“Here, in the bloodlands of Belarus, I found hope for the future of Europe,” Natalie Nougayrède writes. The Guardian columnist and leader writer, travelled to Minsk where she visited Maly Trostenets, Kuropaty and Khatyn – the places that opened her eyes on what is nessessary to do to end Europe’s travails.
After visiting locations where ‘both the Nazis and Stalin’s secret police had committed some of the worst crimes of the 20th century’ and talking to young locals she saw what a truly united Europe could one day look like. Here’s an excerpt from the text:
“Of all the places I’ve visited in Europe, nowhere is that complex history more poignant than in the forests outside Minsk, where three sites of mass carnage, only a few miles apart, are commemorated in very different ways.
A fork in the road in Maly Trostenets is where tens of thousands of Jews, many from Germany and Austria, were shot over pits by SS commandos, their corpses later burned. Construction of a monument has recently started there, but strikingly it doesn’t indicate the victims’ names.
This is because Belarusian officials are uneasy with commemorating the Holocaust – much as the Soviet authorities were. Instead, on trees nearby, families of victims have placed small yellow posters bearing the details of those who perished.
Few people in western Europe know about Belarus, let alone have been there. Yet it should be prominent in our consciences.

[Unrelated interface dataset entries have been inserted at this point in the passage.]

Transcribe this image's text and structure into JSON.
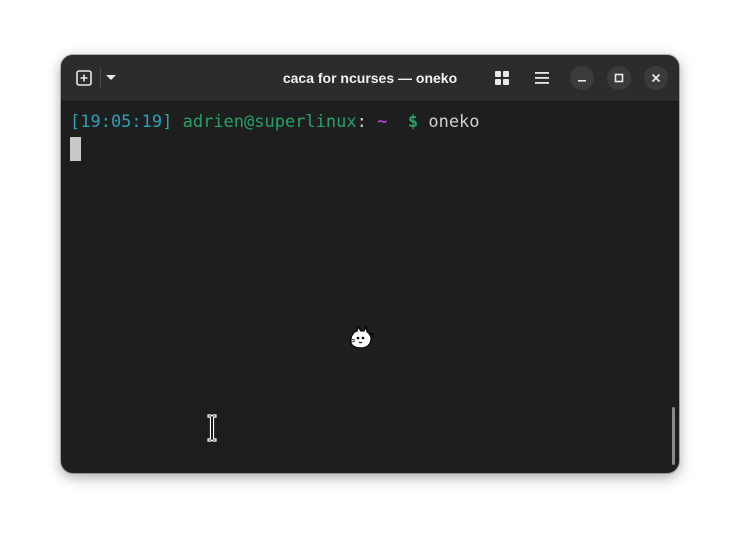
{
  "window": {
    "title": "caca for ncurses — oneko"
  },
  "titlebar": {
    "new_tab_icon": "new-tab-icon",
    "dropdown_icon": "chevron-down-icon",
    "grid_icon": "grid-view-icon",
    "menu_icon": "hamburger-menu-icon",
    "minimize_icon": "minimize-icon",
    "maximize_icon": "maximize-icon",
    "close_icon": "close-icon"
  },
  "terminal": {
    "prompt": {
      "timestamp": "[19:05:19]",
      "userhost": "adrien@superlinux",
      "colon": ":",
      "path": "~",
      "symbol": "$",
      "command": "oneko"
    }
  },
  "colors": {
    "terminal_bg": "#1e1e1e",
    "titlebar_bg": "#2c2c2c",
    "timestamp": "#2aa1b3",
    "userhost": "#26a269",
    "path": "#a347ba",
    "dollar": "#26a269",
    "text": "#d0d0d0"
  }
}
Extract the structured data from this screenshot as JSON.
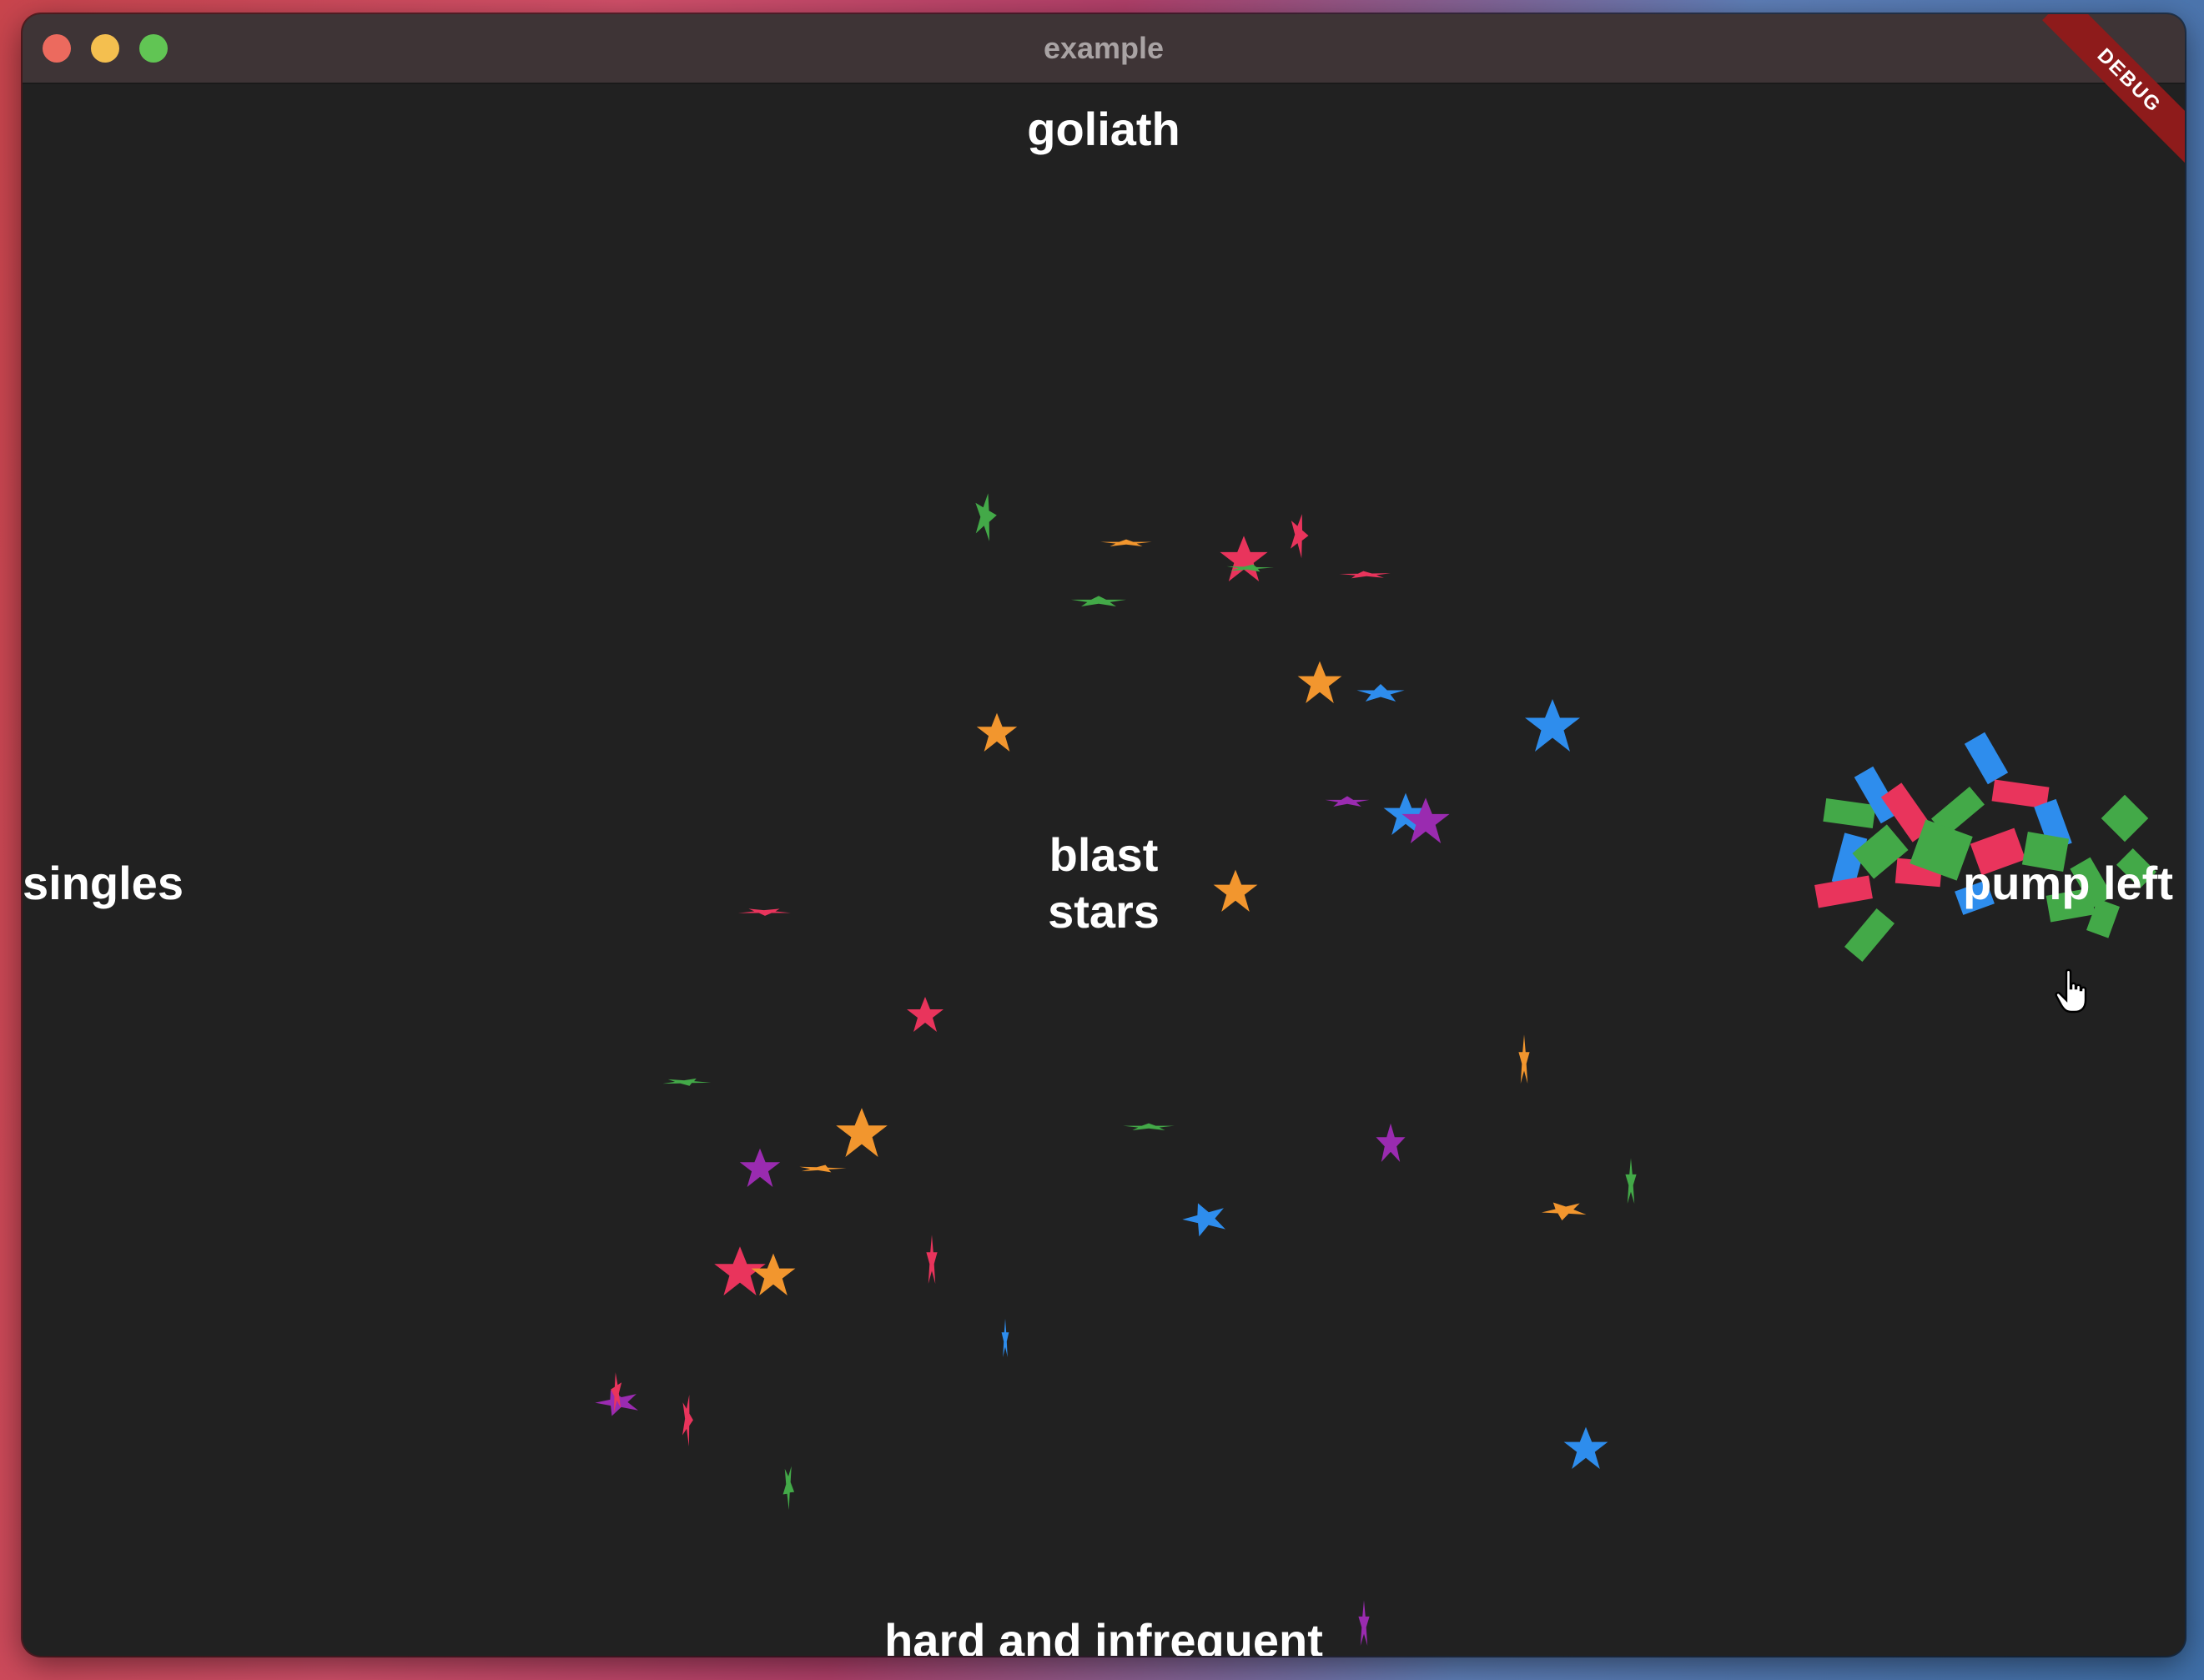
{
  "window": {
    "title": "example"
  },
  "buttons": {
    "goliath": "goliath",
    "blast_stars": "blast\nstars",
    "singles": "singles",
    "pump_left": "pump left",
    "hard_and_infrequent": "hard and infrequent"
  },
  "debug_banner": "DEBUG",
  "colors": {
    "background": "#212121",
    "confetti_red": "#e9345c",
    "confetti_orange": "#f2962e",
    "confetti_green": "#43a948",
    "confetti_blue": "#2e8ded",
    "confetti_purple": "#9a2bb0",
    "debug": "#8e1b1b"
  }
}
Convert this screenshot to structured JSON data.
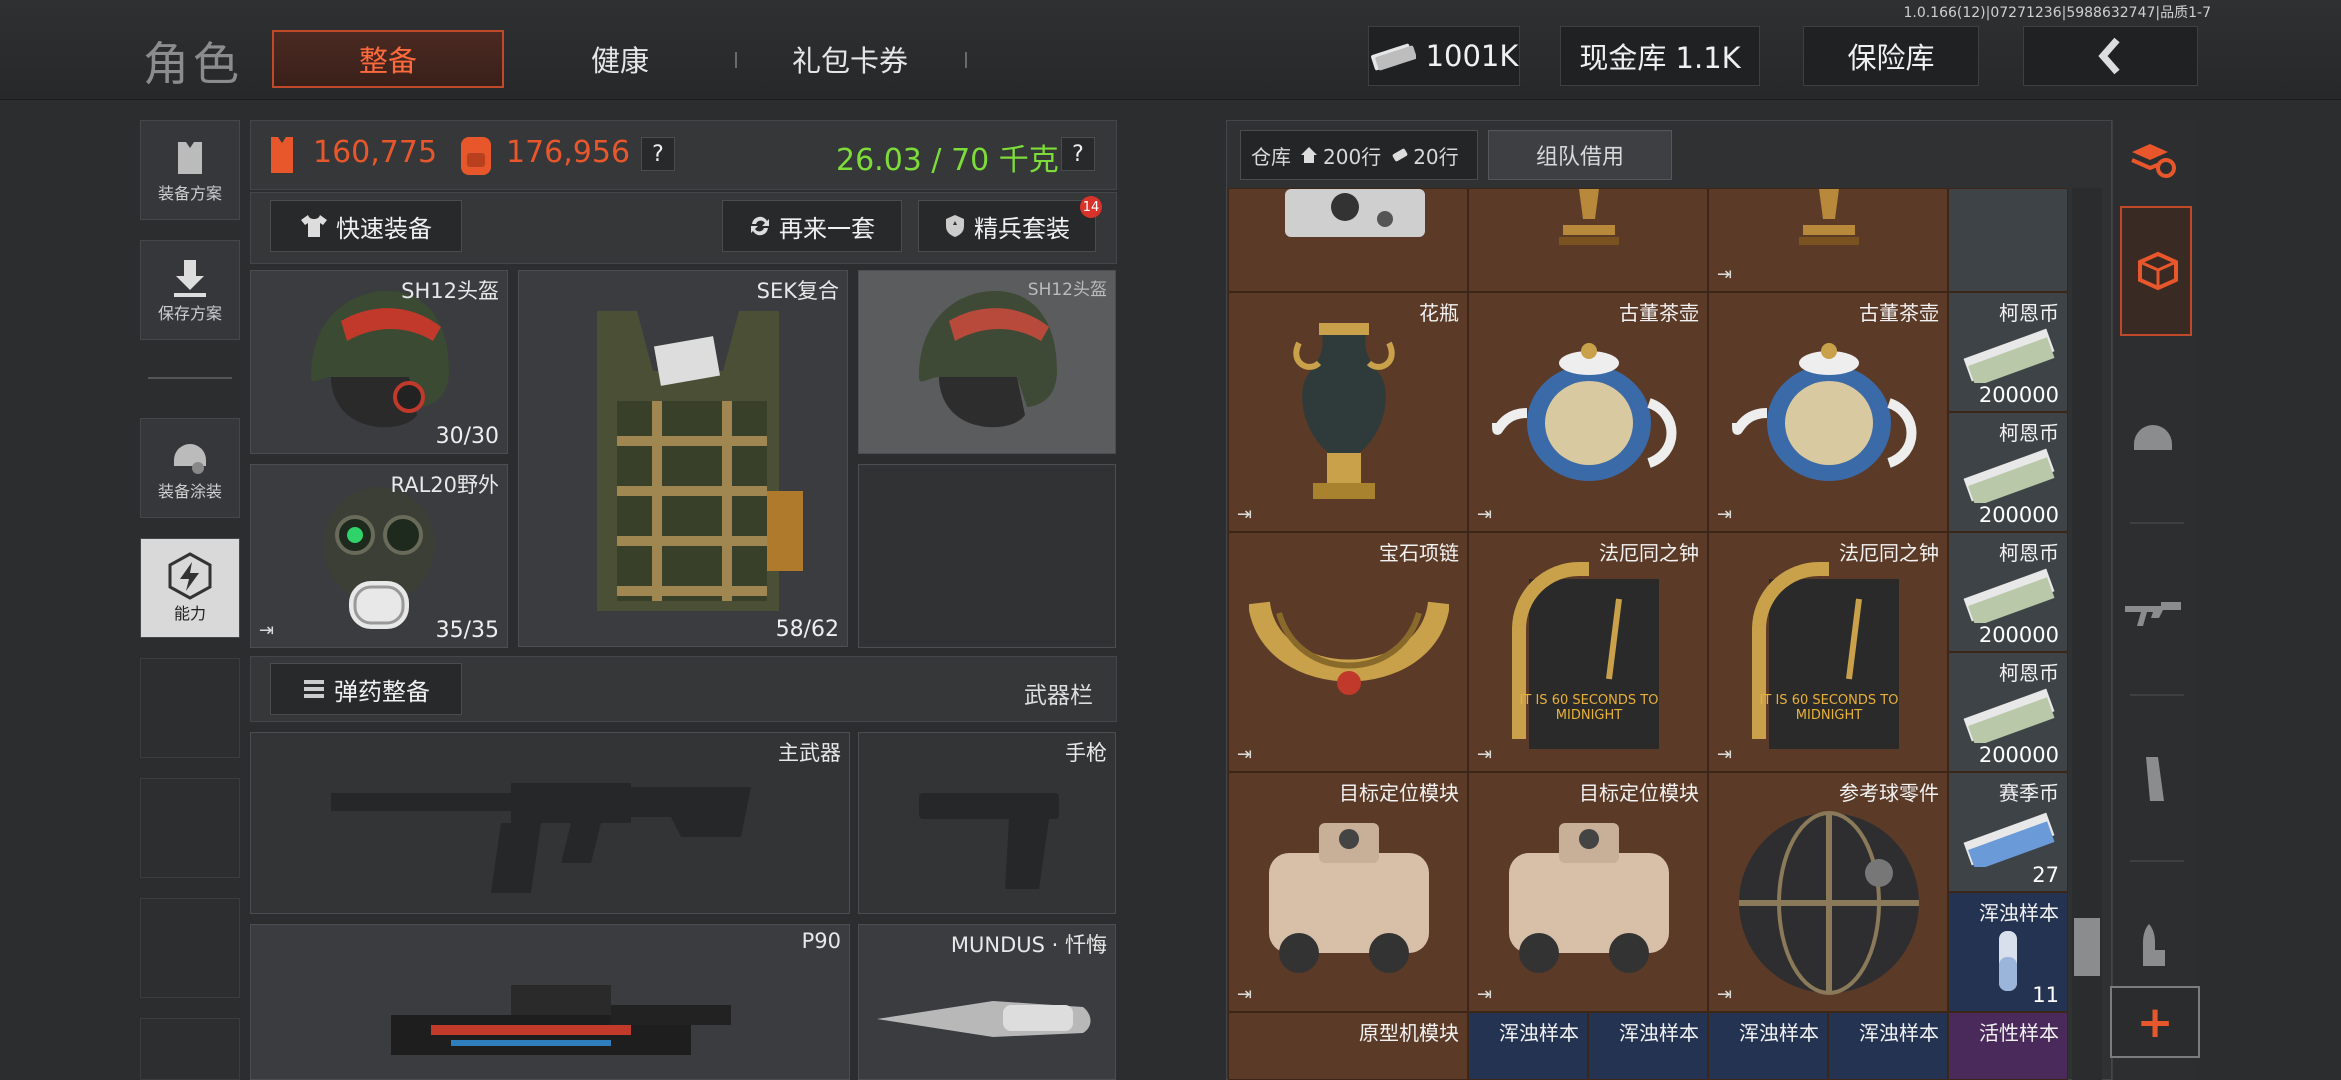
{
  "version": "1.0.166(12)|07271236|5988632747|品质1-7",
  "title": "角色",
  "tabs": [
    "整备",
    "健康",
    "礼包卡券"
  ],
  "header": {
    "currency": "1001K",
    "cash_store": "现金库 1.1K",
    "safe": "保险库",
    "back_icon": "chevron-left-icon"
  },
  "sidebar": [
    "装备方案",
    "保存方案",
    "装备涂装",
    "能力"
  ],
  "stats": {
    "value1": "160,775",
    "value2": "176,956",
    "weight": "26.03 / 70 千克",
    "help": "?"
  },
  "actions": {
    "quick_equip": "快速装备",
    "again": "再来一套",
    "elite": "精兵套装",
    "elite_badge": "14"
  },
  "gear": [
    {
      "label": "SH12头盔",
      "count": "30/30"
    },
    {
      "label": "SEK复合",
      "count": "58/62"
    },
    {
      "label": "SH12头盔",
      "count": ""
    },
    {
      "label": "RAL20野外",
      "count": "35/35"
    }
  ],
  "ammo": {
    "button": "弹药整备",
    "right": "武器栏"
  },
  "weapons": [
    {
      "label": "主武器"
    },
    {
      "label": "手枪"
    },
    {
      "label": "P90"
    },
    {
      "label": "MUNDUS · 忏悔"
    }
  ],
  "storage": {
    "label": "仓库",
    "rows1": "200行",
    "rows2": "20行",
    "team": "组队借用"
  },
  "grid": {
    "row1": [
      {
        "label": "花瓶"
      },
      {
        "label": "古董茶壶"
      },
      {
        "label": "古董茶壶"
      }
    ],
    "coins": [
      {
        "label": "柯恩币",
        "count": "200000"
      },
      {
        "label": "柯恩币",
        "count": "200000"
      },
      {
        "label": "柯恩币",
        "count": "200000"
      },
      {
        "label": "柯恩币",
        "count": "200000"
      }
    ],
    "row2": [
      {
        "label": "宝石项链"
      },
      {
        "label": "法厄同之钟"
      },
      {
        "label": "法厄同之钟"
      }
    ],
    "row3": [
      {
        "label": "目标定位模块"
      },
      {
        "label": "目标定位模块"
      },
      {
        "label": "参考球零件"
      }
    ],
    "season": {
      "label": "赛季币",
      "count": "27"
    },
    "sample": {
      "label": "浑浊样本",
      "count": "11"
    },
    "bottom": [
      "原型机模块",
      "浑浊样本",
      "浑浊样本",
      "浑浊样本",
      "浑浊样本",
      "活性样本"
    ],
    "clock_text": "IT IS 60 SECONDS TO MIDNIGHT"
  },
  "plus": "+",
  "colors": {
    "accent": "#ff6a3d",
    "green": "#7ddc3a",
    "orange": "#e8572c"
  }
}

Not far from there, in the forest of Kurapaty, lies a place where Stalin’s men shot thousands during the 1930s. Wooden crosses of Orthodox Christianity have been planted by Belarusian civil groups and opposition activists as a way of honouring the victims. But there again, no names. And there is no official monument at all. The cult of Stalin remains untouched in Belarus, much like it has been restored in Putin’s Russia.